“Although proposed solutions to the UK’s housing problem have been piloted they have failed to gain real traction and, in some cases, made the situation worse. There is a real need to increase the use of creative approaches if we are to make any progress at real scale and give our valued keyworkers the opportunity to own their own home.”
Qualified NHS nurse, Nicole Richards, 27, from Northampton was one of the many key workers who found it impossible to save for a housing deposit, due to expensive private rented accommodation and essential outgoings.
Nevertheless, Nicole was finally able to circumvent the “deposit barrier” after moving into one of Rentplus’ unique homes in May 2017. She is now paying a reduced rent on a new build home and saving for a deposit to buy the property. In five years, Rentplus will also gift 10% of the sale price towards her deposit.
Rentplus’ unique affordable rent-to-buy proposition offers those on lower or middle incomes, without savings, the chance to rent a property for between five and 20 years. During this time, they can save towards a deposit, and build a good credit rating which will allow them to get a mortgage when they decide to buy. A majority of its tenants are key workers.
Commenting on her new home, Nicole said:
“I’d been renting for about six years and I have never been able to save as much as I am now. Rentplus is a fantastic opportunity to help people such as myself to save to purchase their first home and I am so grateful to find this opportunity”.

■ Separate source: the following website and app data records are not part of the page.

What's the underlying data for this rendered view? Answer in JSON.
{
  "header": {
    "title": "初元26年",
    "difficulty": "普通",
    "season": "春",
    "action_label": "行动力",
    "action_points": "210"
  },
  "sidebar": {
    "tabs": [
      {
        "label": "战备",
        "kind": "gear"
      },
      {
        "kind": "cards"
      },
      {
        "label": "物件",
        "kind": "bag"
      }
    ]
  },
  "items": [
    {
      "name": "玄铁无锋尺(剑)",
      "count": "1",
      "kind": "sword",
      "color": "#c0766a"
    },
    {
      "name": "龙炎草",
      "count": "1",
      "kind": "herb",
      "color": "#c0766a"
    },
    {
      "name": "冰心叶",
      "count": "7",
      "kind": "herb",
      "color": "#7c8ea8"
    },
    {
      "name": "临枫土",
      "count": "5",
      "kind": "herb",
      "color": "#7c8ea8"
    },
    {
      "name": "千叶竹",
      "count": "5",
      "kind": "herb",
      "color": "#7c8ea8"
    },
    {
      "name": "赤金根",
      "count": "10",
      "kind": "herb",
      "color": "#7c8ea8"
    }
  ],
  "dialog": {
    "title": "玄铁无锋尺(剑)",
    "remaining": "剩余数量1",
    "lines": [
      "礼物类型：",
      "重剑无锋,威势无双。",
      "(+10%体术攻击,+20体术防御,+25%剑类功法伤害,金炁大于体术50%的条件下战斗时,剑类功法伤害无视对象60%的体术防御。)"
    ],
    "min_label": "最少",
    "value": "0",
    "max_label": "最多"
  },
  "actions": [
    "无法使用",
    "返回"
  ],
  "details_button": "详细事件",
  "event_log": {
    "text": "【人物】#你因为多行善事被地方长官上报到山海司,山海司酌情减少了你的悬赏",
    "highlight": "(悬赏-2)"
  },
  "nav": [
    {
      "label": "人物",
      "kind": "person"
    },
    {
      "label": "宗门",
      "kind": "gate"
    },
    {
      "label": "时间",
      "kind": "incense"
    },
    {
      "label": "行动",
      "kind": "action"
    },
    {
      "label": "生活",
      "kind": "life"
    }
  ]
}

The research was conducted by Opinium Research between 28 August and 2 September among 2,000 UK adults and 500 NHS/key workers.